Amason are also heading out on the road for a Scandinavian tour in November. If you haven’t heard Amanda Bergman’s voice in a live setting before this will be a treat. 

The inimitable Sibille Attar released her superb second album A History of Silence at the start of the year and she’s finally getting the chance to play her eighties-inspired gems live at Slaktkyrkan in Stockholm on November 18th

Cassandra Jenkins long lurked in the background as a musician in touring bands for people like Eleanor Friedberger and Purple Mountains. But this year’s album An Overview on Phenomenal Nature has really established her as an artist to be reckoned with in her own right. She’s coming to Södra Teatern in Stockholm on November 26th

Always popular in this part of the world, The Jesus and Mary Chain return to Sweden for dates in Stockholm and Gothenburg at the end of November

Wry Finland-Swedish indie outfit Vasas Flora och Fauna have some of the funniest (Swedish) lyrics and catchiest tunes around.

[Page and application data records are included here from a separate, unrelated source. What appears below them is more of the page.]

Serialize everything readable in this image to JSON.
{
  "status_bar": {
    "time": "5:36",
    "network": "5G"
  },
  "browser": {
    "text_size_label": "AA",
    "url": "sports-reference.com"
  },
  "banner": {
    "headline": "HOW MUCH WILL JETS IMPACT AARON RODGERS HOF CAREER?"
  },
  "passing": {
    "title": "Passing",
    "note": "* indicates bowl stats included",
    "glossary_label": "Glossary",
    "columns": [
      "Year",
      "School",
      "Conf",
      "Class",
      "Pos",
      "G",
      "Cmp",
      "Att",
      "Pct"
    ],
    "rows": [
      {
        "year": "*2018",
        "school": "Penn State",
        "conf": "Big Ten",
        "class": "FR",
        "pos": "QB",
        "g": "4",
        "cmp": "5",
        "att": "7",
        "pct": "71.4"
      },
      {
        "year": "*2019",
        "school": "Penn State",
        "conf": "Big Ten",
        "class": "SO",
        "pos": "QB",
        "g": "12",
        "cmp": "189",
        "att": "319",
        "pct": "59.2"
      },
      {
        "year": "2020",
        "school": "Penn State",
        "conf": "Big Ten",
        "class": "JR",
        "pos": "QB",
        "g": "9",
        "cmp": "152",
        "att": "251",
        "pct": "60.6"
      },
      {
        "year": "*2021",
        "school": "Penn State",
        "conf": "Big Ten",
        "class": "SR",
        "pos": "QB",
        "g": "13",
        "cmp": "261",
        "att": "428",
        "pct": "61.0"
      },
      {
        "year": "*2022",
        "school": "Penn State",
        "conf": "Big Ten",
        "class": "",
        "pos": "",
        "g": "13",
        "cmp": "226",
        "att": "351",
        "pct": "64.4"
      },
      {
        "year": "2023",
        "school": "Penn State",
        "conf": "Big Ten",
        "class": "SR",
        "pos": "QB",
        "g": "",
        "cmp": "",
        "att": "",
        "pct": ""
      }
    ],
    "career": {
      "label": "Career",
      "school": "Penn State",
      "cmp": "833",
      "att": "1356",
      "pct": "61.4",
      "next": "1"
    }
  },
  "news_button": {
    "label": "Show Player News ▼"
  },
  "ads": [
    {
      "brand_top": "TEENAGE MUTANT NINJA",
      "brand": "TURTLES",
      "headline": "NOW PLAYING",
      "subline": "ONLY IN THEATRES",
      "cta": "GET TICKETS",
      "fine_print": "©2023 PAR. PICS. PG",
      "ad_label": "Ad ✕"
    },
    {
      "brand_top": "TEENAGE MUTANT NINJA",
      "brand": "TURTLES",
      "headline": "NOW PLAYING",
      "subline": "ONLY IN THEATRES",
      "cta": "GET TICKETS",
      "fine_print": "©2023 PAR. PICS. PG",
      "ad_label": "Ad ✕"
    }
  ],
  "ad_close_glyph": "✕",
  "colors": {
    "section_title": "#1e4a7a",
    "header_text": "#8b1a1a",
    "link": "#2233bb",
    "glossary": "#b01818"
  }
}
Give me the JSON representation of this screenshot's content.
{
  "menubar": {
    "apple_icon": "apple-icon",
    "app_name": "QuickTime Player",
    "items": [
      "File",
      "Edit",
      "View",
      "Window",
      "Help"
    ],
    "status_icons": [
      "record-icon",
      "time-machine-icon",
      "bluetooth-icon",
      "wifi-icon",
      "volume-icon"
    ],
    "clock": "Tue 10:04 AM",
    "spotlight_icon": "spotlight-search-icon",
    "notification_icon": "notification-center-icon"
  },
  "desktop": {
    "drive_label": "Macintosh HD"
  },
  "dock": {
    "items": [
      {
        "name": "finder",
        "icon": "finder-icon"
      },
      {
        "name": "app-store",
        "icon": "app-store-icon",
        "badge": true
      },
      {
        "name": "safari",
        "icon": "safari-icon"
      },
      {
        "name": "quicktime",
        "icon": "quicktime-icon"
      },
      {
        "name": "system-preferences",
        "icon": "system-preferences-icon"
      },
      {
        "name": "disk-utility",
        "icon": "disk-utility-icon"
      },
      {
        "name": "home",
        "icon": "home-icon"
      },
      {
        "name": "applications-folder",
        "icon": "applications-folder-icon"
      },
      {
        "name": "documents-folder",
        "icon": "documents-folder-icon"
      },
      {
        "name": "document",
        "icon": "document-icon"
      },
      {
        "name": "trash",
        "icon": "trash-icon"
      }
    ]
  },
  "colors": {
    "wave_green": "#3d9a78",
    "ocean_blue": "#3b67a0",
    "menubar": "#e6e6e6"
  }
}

They’ll be in Stockholm and Gothenburg the first weekend of December

UK experimental rockers Black Midi are also playing Stockholm and Gothenburg on December 4th and 5th. So prepare to travel if you want to catch both them and Vasas Flora and Fauna. 

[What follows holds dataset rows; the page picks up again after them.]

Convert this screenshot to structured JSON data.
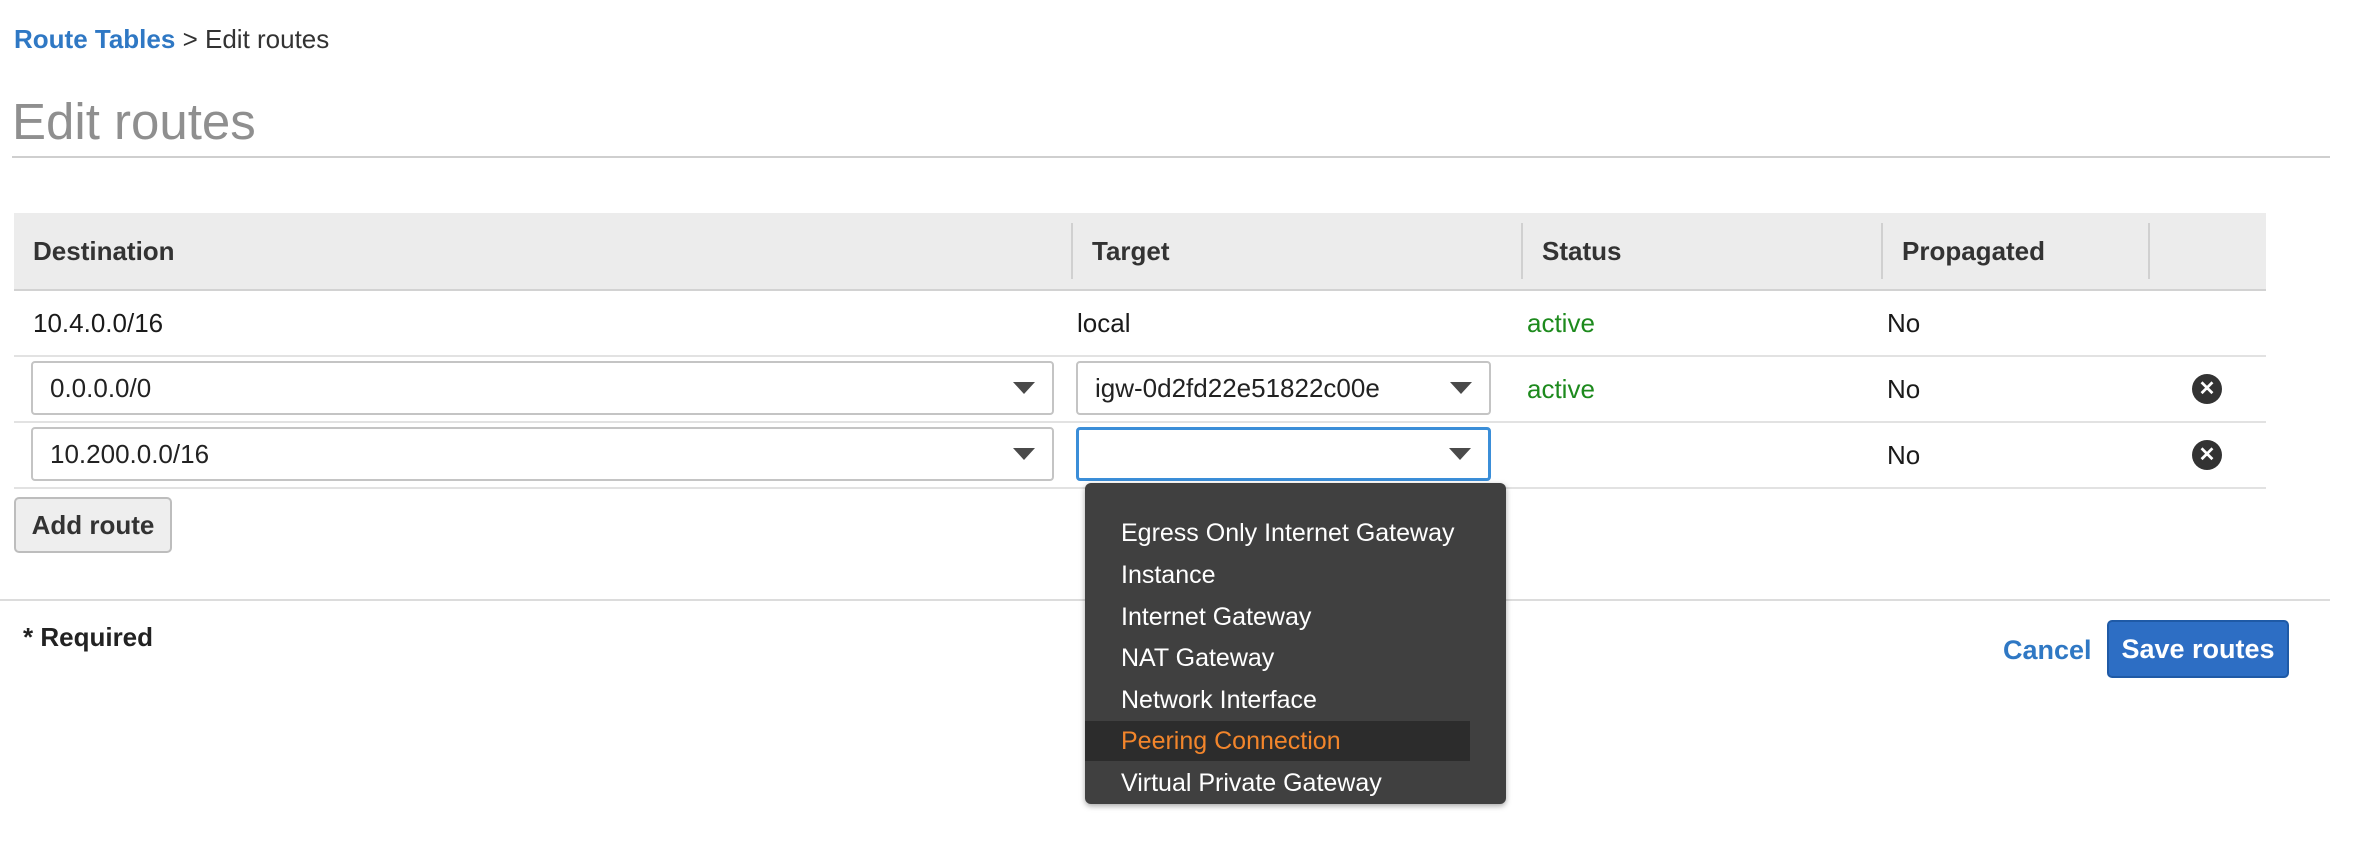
{
  "breadcrumb": {
    "parent": "Route Tables",
    "separator": ">",
    "current": "Edit routes"
  },
  "page": {
    "title": "Edit routes"
  },
  "table": {
    "headers": {
      "destination": "Destination",
      "target": "Target",
      "status": "Status",
      "propagated": "Propagated"
    },
    "rows": [
      {
        "destination": "10.4.0.0/16",
        "target": "local",
        "status": "active",
        "propagated": "No"
      },
      {
        "destination": "0.0.0.0/0",
        "target": "igw-0d2fd22e51822c00e",
        "status": "active",
        "propagated": "No"
      },
      {
        "destination": "10.200.0.0/16",
        "target": "",
        "status": "",
        "propagated": "No"
      }
    ]
  },
  "buttons": {
    "add_route": "Add route",
    "cancel": "Cancel",
    "save_routes": "Save routes",
    "remove": "✕"
  },
  "footer": {
    "required_note": "* Required"
  },
  "target_dropdown": {
    "options": [
      "Egress Only Internet Gateway",
      "Instance",
      "Internet Gateway",
      "NAT Gateway",
      "Network Interface",
      "Peering Connection",
      "Virtual Private Gateway"
    ],
    "highlighted_index": 5
  },
  "colors": {
    "link": "#2f78c4",
    "active_status": "#1d8a1d",
    "primary_button": "#2d6ec4",
    "dropdown_highlight": "#f2852b"
  },
  "icons": {
    "remove": "remove-circle-icon",
    "caret": "chevron-down-icon"
  }
}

As if that wasn’t enough, Bob Hund’s annual ‘week 48’ show also takes place on December 4th. But that has been sold out for ages so no decisions to make there. It is also worth noting though that Sweden’s hardest working band has also written a musical that’s going to be performed in Helsingborg (October-November) and Gothenburg (November)

Bonus: For a post-Christmas pick-me-up try to get down to Little Simz at Slaktkyrkan on January 14th if you’re in Stockholm. The UK rapper’s new album Sometimes I Might Be Introvert is one of this year’s best releases. 

Selected artists playing Sweden in 2022: Henry Rollins, Sarah Klang, Yann Tiersen, Mogwai, Pearl Charles, Wolf Alice, Lloyd Cole, Lord Huron, Future Islands, Josh Rouse + Vetiver, Tricky, Snail Mail, Porridge Radio, Aldous Harding, Shame, The Kooks, The War on Drugs, Echo and the Bunnymen, Kings of Convenience, Fontaines D.C., Alex Cameron, Lucy Dacus, The Divine Comedy, Mdou Moctar, Iggy Pop, Chubby and the Gang, Sparks, Belle & Sebastian, The National, Sharon Van Etten, Teenage Fanclub, Tindersticks, Suede, Viagra Boys, Pavement. 

For bigger arena shows, Ticketmaster covers a lot of the bases. Big-name acts with gigs in the offing include Ed Sheeran, Zara Larsson, Whitesnake and, lest we forget, ABBA

And that’s just a fraction of what’s going on. Tour schedules are busier than ever now that artists are finally getting back on the road. To keep track of what gigs are coming up I can recommend checking in with Luger, FKP Scorpio, and Live Nation. Follow your favourite venues too: sometimes they cut out the middleman and do their own booking and promotion. I also use the Bandsintown app, which comes with the added bonus of receiving messages from your favourite artists which let you pretend to be their friend. 

Enjoy the gigs, and stay safe! 

Paul O’Mahony is editorial product manager at The Local. In his spare time he plays the best new indie and alternative music as host of the Signals show on Nerve Music.